Task brief: If a line in the following entries holds the string "Allocated", include it in the tally. State the total and nothing further.

+++ Data supplied +++

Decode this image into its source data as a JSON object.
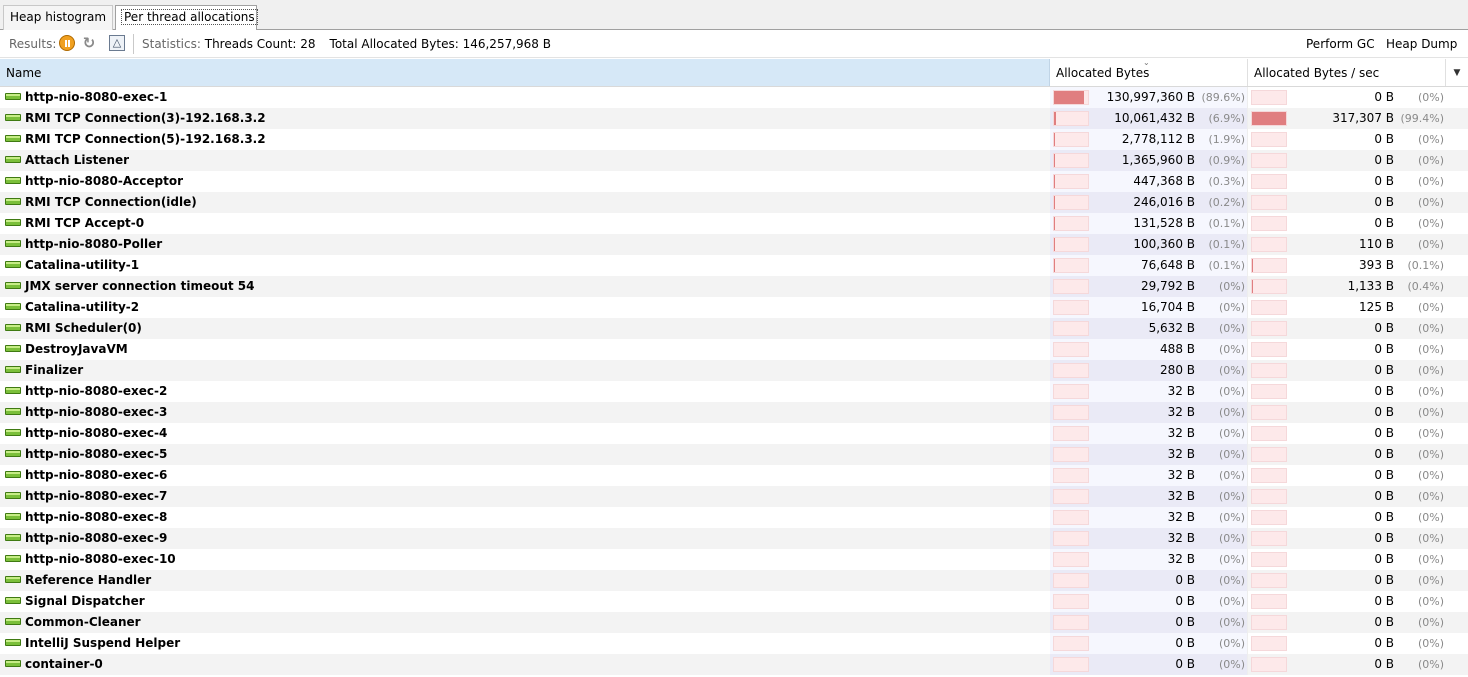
{
  "tabs": [
    {
      "label": "Heap histogram",
      "active": false
    },
    {
      "label": "Per thread allocations",
      "active": true
    }
  ],
  "toolbar": {
    "results_label": "Results:",
    "icons": [
      "pause-icon",
      "refresh-icon",
      "delta-icon"
    ],
    "statistics_label": "Statistics:",
    "threads_count": "Threads Count: 28",
    "total_allocated": "Total Allocated Bytes: 146,257,968 B",
    "perform_gc": "Perform GC",
    "heap_dump": "Heap Dump"
  },
  "columns": {
    "name": "Name",
    "allocated_bytes": "Allocated Bytes",
    "allocated_bytes_sec": "Allocated Bytes / sec"
  },
  "colors": {
    "bar_fill": "#e07e80",
    "bar_bg": "#fde9ea",
    "header_selected": "#d6e8f7",
    "thread_icon": "#7bbf3a"
  },
  "rows": [
    {
      "name": "http-nio-8080-exec-1",
      "bytes": "130,997,360 B",
      "bytes_pct": "(89.6%)",
      "bytes_frac": 0.896,
      "rate": "0 B",
      "rate_pct": "(0%)",
      "rate_frac": 0
    },
    {
      "name": "RMI TCP Connection(3)-192.168.3.2",
      "bytes": "10,061,432 B",
      "bytes_pct": "(6.9%)",
      "bytes_frac": 0.069,
      "rate": "317,307 B",
      "rate_pct": "(99.4%)",
      "rate_frac": 0.994
    },
    {
      "name": "RMI TCP Connection(5)-192.168.3.2",
      "bytes": "2,778,112 B",
      "bytes_pct": "(1.9%)",
      "bytes_frac": 0.019,
      "rate": "0 B",
      "rate_pct": "(0%)",
      "rate_frac": 0
    },
    {
      "name": "Attach Listener",
      "bytes": "1,365,960 B",
      "bytes_pct": "(0.9%)",
      "bytes_frac": 0.009,
      "rate": "0 B",
      "rate_pct": "(0%)",
      "rate_frac": 0
    },
    {
      "name": "http-nio-8080-Acceptor",
      "bytes": "447,368 B",
      "bytes_pct": "(0.3%)",
      "bytes_frac": 0.003,
      "rate": "0 B",
      "rate_pct": "(0%)",
      "rate_frac": 0
    },
    {
      "name": "RMI TCP Connection(idle)",
      "bytes": "246,016 B",
      "bytes_pct": "(0.2%)",
      "bytes_frac": 0.002,
      "rate": "0 B",
      "rate_pct": "(0%)",
      "rate_frac": 0
    },
    {
      "name": "RMI TCP Accept-0",
      "bytes": "131,528 B",
      "bytes_pct": "(0.1%)",
      "bytes_frac": 0.001,
      "rate": "0 B",
      "rate_pct": "(0%)",
      "rate_frac": 0
    },
    {
      "name": "http-nio-8080-Poller",
      "bytes": "100,360 B",
      "bytes_pct": "(0.1%)",
      "bytes_frac": 0.001,
      "rate": "110 B",
      "rate_pct": "(0%)",
      "rate_frac": 0
    },
    {
      "name": "Catalina-utility-1",
      "bytes": "76,648 B",
      "bytes_pct": "(0.1%)",
      "bytes_frac": 0.001,
      "rate": "393 B",
      "rate_pct": "(0.1%)",
      "rate_frac": 0.001
    },
    {
      "name": "JMX server connection timeout 54",
      "bytes": "29,792 B",
      "bytes_pct": "(0%)",
      "bytes_frac": 0,
      "rate": "1,133 B",
      "rate_pct": "(0.4%)",
      "rate_frac": 0.004
    },
    {
      "name": "Catalina-utility-2",
      "bytes": "16,704 B",
      "bytes_pct": "(0%)",
      "bytes_frac": 0,
      "rate": "125 B",
      "rate_pct": "(0%)",
      "rate_frac": 0
    },
    {
      "name": "RMI Scheduler(0)",
      "bytes": "5,632 B",
      "bytes_pct": "(0%)",
      "bytes_frac": 0,
      "rate": "0 B",
      "rate_pct": "(0%)",
      "rate_frac": 0
    },
    {
      "name": "DestroyJavaVM",
      "bytes": "488 B",
      "bytes_pct": "(0%)",
      "bytes_frac": 0,
      "rate": "0 B",
      "rate_pct": "(0%)",
      "rate_frac": 0
    },
    {
      "name": "Finalizer",
      "bytes": "280 B",
      "bytes_pct": "(0%)",
      "bytes_frac": 0,
      "rate": "0 B",
      "rate_pct": "(0%)",
      "rate_frac": 0
    },
    {
      "name": "http-nio-8080-exec-2",
      "bytes": "32 B",
      "bytes_pct": "(0%)",
      "bytes_frac": 0,
      "rate": "0 B",
      "rate_pct": "(0%)",
      "rate_frac": 0
    },
    {
      "name": "http-nio-8080-exec-3",
      "bytes": "32 B",
      "bytes_pct": "(0%)",
      "bytes_frac": 0,
      "rate": "0 B",
      "rate_pct": "(0%)",
      "rate_frac": 0
    },
    {
      "name": "http-nio-8080-exec-4",
      "bytes": "32 B",
      "bytes_pct": "(0%)",
      "bytes_frac": 0,
      "rate": "0 B",
      "rate_pct": "(0%)",
      "rate_frac": 0
    },
    {
      "name": "http-nio-8080-exec-5",
      "bytes": "32 B",
      "bytes_pct": "(0%)",
      "bytes_frac": 0,
      "rate": "0 B",
      "rate_pct": "(0%)",
      "rate_frac": 0
    },
    {
      "name": "http-nio-8080-exec-6",
      "bytes": "32 B",
      "bytes_pct": "(0%)",
      "bytes_frac": 0,
      "rate": "0 B",
      "rate_pct": "(0%)",
      "rate_frac": 0
    },
    {
      "name": "http-nio-8080-exec-7",
      "bytes": "32 B",
      "bytes_pct": "(0%)",
      "bytes_frac": 0,
      "rate": "0 B",
      "rate_pct": "(0%)",
      "rate_frac": 0
    },
    {
      "name": "http-nio-8080-exec-8",
      "bytes": "32 B",
      "bytes_pct": "(0%)",
      "bytes_frac": 0,
      "rate": "0 B",
      "rate_pct": "(0%)",
      "rate_frac": 0
    },
    {
      "name": "http-nio-8080-exec-9",
      "bytes": "32 B",
      "bytes_pct": "(0%)",
      "bytes_frac": 0,
      "rate": "0 B",
      "rate_pct": "(0%)",
      "rate_frac": 0
    },
    {
      "name": "http-nio-8080-exec-10",
      "bytes": "32 B",
      "bytes_pct": "(0%)",
      "bytes_frac": 0,
      "rate": "0 B",
      "rate_pct": "(0%)",
      "rate_frac": 0
    },
    {
      "name": "Reference Handler",
      "bytes": "0 B",
      "bytes_pct": "(0%)",
      "bytes_frac": 0,
      "rate": "0 B",
      "rate_pct": "(0%)",
      "rate_frac": 0
    },
    {
      "name": "Signal Dispatcher",
      "bytes": "0 B",
      "bytes_pct": "(0%)",
      "bytes_frac": 0,
      "rate": "0 B",
      "rate_pct": "(0%)",
      "rate_frac": 0
    },
    {
      "name": "Common-Cleaner",
      "bytes": "0 B",
      "bytes_pct": "(0%)",
      "bytes_frac": 0,
      "rate": "0 B",
      "rate_pct": "(0%)",
      "rate_frac": 0
    },
    {
      "name": "IntelliJ Suspend Helper",
      "bytes": "0 B",
      "bytes_pct": "(0%)",
      "bytes_frac": 0,
      "rate": "0 B",
      "rate_pct": "(0%)",
      "rate_frac": 0
    },
    {
      "name": "container-0",
      "bytes": "0 B",
      "bytes_pct": "(0%)",
      "bytes_frac": 0,
      "rate": "0 B",
      "rate_pct": "(0%)",
      "rate_frac": 0
    }
  ]
}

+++

Answer for the task: 3